##### Extracted material
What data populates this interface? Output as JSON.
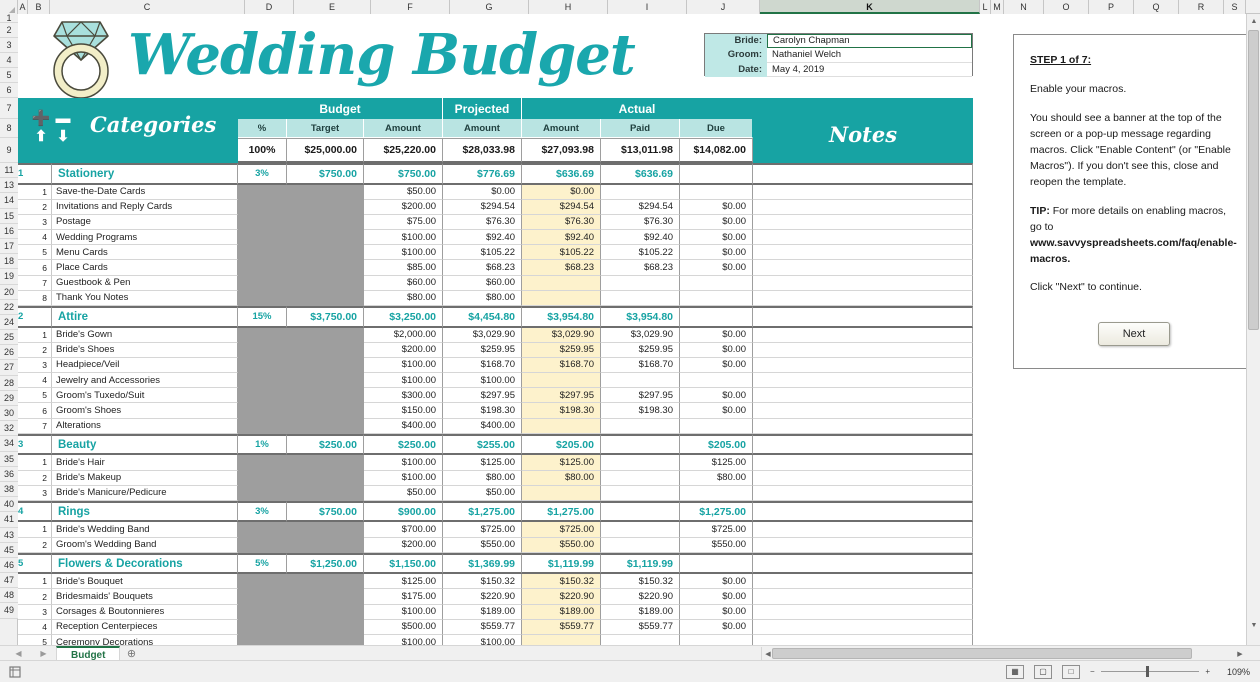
{
  "app": {
    "zoom_level": "109%",
    "sheet_tab": "Budget",
    "add_sheet_icon": "plus-circle-icon",
    "selected_column": "K"
  },
  "column_headers": [
    "A",
    "B",
    "C",
    "D",
    "E",
    "F",
    "G",
    "H",
    "I",
    "J",
    "K",
    "L",
    "M",
    "N",
    "O",
    "P",
    "Q",
    "R",
    "S"
  ],
  "row_headers": [
    "1",
    "2",
    "3",
    "4",
    "5",
    "6",
    "7",
    "8",
    "9",
    "11",
    "13",
    "14",
    "15",
    "16",
    "17",
    "18",
    "19",
    "20",
    "22",
    "24",
    "25",
    "26",
    "27",
    "28",
    "29",
    "30",
    "32",
    "34",
    "35",
    "36",
    "38",
    "40",
    "41",
    "43",
    "45",
    "46",
    "47",
    "48",
    "49"
  ],
  "title": {
    "text": "Wedding Budget",
    "logo_icon": "diamond-ring-icon",
    "accent_color": "#17a3a3"
  },
  "couple_info": {
    "rows": [
      {
        "label": "Bride:",
        "value": "Carolyn Chapman"
      },
      {
        "label": "Groom:",
        "value": "Nathaniel Welch"
      },
      {
        "label": "Date:",
        "value": "May 4, 2019"
      }
    ]
  },
  "table": {
    "group_headers": {
      "categories": "Categories",
      "budget": "Budget",
      "projected": "Projected",
      "actual": "Actual",
      "notes": "Notes"
    },
    "category_icons": [
      "plus-icon",
      "minus-icon",
      "move-up-icon",
      "move-down-icon"
    ],
    "sub_headers": {
      "pct": "%",
      "target": "Target",
      "budget_amount": "Amount",
      "projected_amount": "Amount",
      "actual_amount": "Amount",
      "paid": "Paid",
      "due": "Due"
    },
    "totals": {
      "pct": "100%",
      "target": "$25,000.00",
      "budget_amount": "$25,220.00",
      "projected_amount": "$28,033.98",
      "actual_amount": "$27,093.98",
      "paid": "$13,011.98",
      "due": "$14,082.00"
    },
    "categories": [
      {
        "num": "1",
        "name": "Stationery",
        "pct": "3%",
        "target": "$750.00",
        "budget": "$750.00",
        "projected": "$776.69",
        "actual": "$636.69",
        "paid": "$636.69",
        "due": "",
        "items": [
          {
            "num": "1",
            "name": "Save-the-Date Cards",
            "budget": "$50.00",
            "projected": "$0.00",
            "actual": "$0.00",
            "paid": "",
            "due": ""
          },
          {
            "num": "2",
            "name": "Invitations and Reply Cards",
            "budget": "$200.00",
            "projected": "$294.54",
            "actual": "$294.54",
            "paid": "$294.54",
            "due": "$0.00"
          },
          {
            "num": "3",
            "name": "Postage",
            "budget": "$75.00",
            "projected": "$76.30",
            "actual": "$76.30",
            "paid": "$76.30",
            "due": "$0.00"
          },
          {
            "num": "4",
            "name": "Wedding Programs",
            "budget": "$100.00",
            "projected": "$92.40",
            "actual": "$92.40",
            "paid": "$92.40",
            "due": "$0.00"
          },
          {
            "num": "5",
            "name": "Menu Cards",
            "budget": "$100.00",
            "projected": "$105.22",
            "actual": "$105.22",
            "paid": "$105.22",
            "due": "$0.00"
          },
          {
            "num": "6",
            "name": "Place Cards",
            "budget": "$85.00",
            "projected": "$68.23",
            "actual": "$68.23",
            "paid": "$68.23",
            "due": "$0.00"
          },
          {
            "num": "7",
            "name": "Guestbook & Pen",
            "budget": "$60.00",
            "projected": "$60.00",
            "actual": "",
            "paid": "",
            "due": ""
          },
          {
            "num": "8",
            "name": "Thank You Notes",
            "budget": "$80.00",
            "projected": "$80.00",
            "actual": "",
            "paid": "",
            "due": ""
          }
        ]
      },
      {
        "num": "2",
        "name": "Attire",
        "pct": "15%",
        "target": "$3,750.00",
        "budget": "$3,250.00",
        "projected": "$4,454.80",
        "actual": "$3,954.80",
        "paid": "$3,954.80",
        "due": "",
        "items": [
          {
            "num": "1",
            "name": "Bride's Gown",
            "budget": "$2,000.00",
            "projected": "$3,029.90",
            "actual": "$3,029.90",
            "paid": "$3,029.90",
            "due": "$0.00"
          },
          {
            "num": "2",
            "name": "Bride's Shoes",
            "budget": "$200.00",
            "projected": "$259.95",
            "actual": "$259.95",
            "paid": "$259.95",
            "due": "$0.00"
          },
          {
            "num": "3",
            "name": "Headpiece/Veil",
            "budget": "$100.00",
            "projected": "$168.70",
            "actual": "$168.70",
            "paid": "$168.70",
            "due": "$0.00"
          },
          {
            "num": "4",
            "name": "Jewelry and Accessories",
            "budget": "$100.00",
            "projected": "$100.00",
            "actual": "",
            "paid": "",
            "due": ""
          },
          {
            "num": "5",
            "name": "Groom's Tuxedo/Suit",
            "budget": "$300.00",
            "projected": "$297.95",
            "actual": "$297.95",
            "paid": "$297.95",
            "due": "$0.00"
          },
          {
            "num": "6",
            "name": "Groom's Shoes",
            "budget": "$150.00",
            "projected": "$198.30",
            "actual": "$198.30",
            "paid": "$198.30",
            "due": "$0.00"
          },
          {
            "num": "7",
            "name": "Alterations",
            "budget": "$400.00",
            "projected": "$400.00",
            "actual": "",
            "paid": "",
            "due": ""
          }
        ]
      },
      {
        "num": "3",
        "name": "Beauty",
        "pct": "1%",
        "target": "$250.00",
        "budget": "$250.00",
        "projected": "$255.00",
        "actual": "$205.00",
        "paid": "",
        "due": "$205.00",
        "items": [
          {
            "num": "1",
            "name": "Bride's Hair",
            "budget": "$100.00",
            "projected": "$125.00",
            "actual": "$125.00",
            "paid": "",
            "due": "$125.00"
          },
          {
            "num": "2",
            "name": "Bride's Makeup",
            "budget": "$100.00",
            "projected": "$80.00",
            "actual": "$80.00",
            "paid": "",
            "due": "$80.00"
          },
          {
            "num": "3",
            "name": "Bride's Manicure/Pedicure",
            "budget": "$50.00",
            "projected": "$50.00",
            "actual": "",
            "paid": "",
            "due": ""
          }
        ]
      },
      {
        "num": "4",
        "name": "Rings",
        "pct": "3%",
        "target": "$750.00",
        "budget": "$900.00",
        "projected": "$1,275.00",
        "actual": "$1,275.00",
        "paid": "",
        "due": "$1,275.00",
        "items": [
          {
            "num": "1",
            "name": "Bride's Wedding Band",
            "budget": "$700.00",
            "projected": "$725.00",
            "actual": "$725.00",
            "paid": "",
            "due": "$725.00"
          },
          {
            "num": "2",
            "name": "Groom's Wedding Band",
            "budget": "$200.00",
            "projected": "$550.00",
            "actual": "$550.00",
            "paid": "",
            "due": "$550.00"
          }
        ]
      },
      {
        "num": "5",
        "name": "Flowers & Decorations",
        "pct": "5%",
        "target": "$1,250.00",
        "budget": "$1,150.00",
        "projected": "$1,369.99",
        "actual": "$1,119.99",
        "paid": "$1,119.99",
        "due": "",
        "items": [
          {
            "num": "1",
            "name": "Bride's Bouquet",
            "budget": "$125.00",
            "projected": "$150.32",
            "actual": "$150.32",
            "paid": "$150.32",
            "due": "$0.00"
          },
          {
            "num": "2",
            "name": "Bridesmaids' Bouquets",
            "budget": "$175.00",
            "projected": "$220.90",
            "actual": "$220.90",
            "paid": "$220.90",
            "due": "$0.00"
          },
          {
            "num": "3",
            "name": "Corsages & Boutonnieres",
            "budget": "$100.00",
            "projected": "$189.00",
            "actual": "$189.00",
            "paid": "$189.00",
            "due": "$0.00"
          },
          {
            "num": "4",
            "name": "Reception Centerpieces",
            "budget": "$500.00",
            "projected": "$559.77",
            "actual": "$559.77",
            "paid": "$559.77",
            "due": "$0.00"
          },
          {
            "num": "5",
            "name": "Ceremony Decorations",
            "budget": "$100.00",
            "projected": "$100.00",
            "actual": "",
            "paid": "",
            "due": ""
          }
        ]
      }
    ]
  },
  "macro_panel": {
    "step_title": "STEP 1 of 7:",
    "line1": "Enable your macros.",
    "line2": "You should see a banner at the top of the screen or a pop-up message regarding macros.  Click \"Enable Content\" (or \"Enable Macros\").  If you don't see this, close and reopen the template.",
    "tip_label": "TIP:",
    "tip_text": "  For more details on enabling macros, go to ",
    "tip_url": "www.savvyspreadsheets.com/faq/enable-macros.",
    "line3": "Click \"Next\" to continue.",
    "next_button": "Next"
  }
}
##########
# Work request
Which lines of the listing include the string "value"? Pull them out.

# The completed task
        "value": "Carolyn Chapman"
        "value": "Nathaniel Welch"
        "value": "May 4, 2019"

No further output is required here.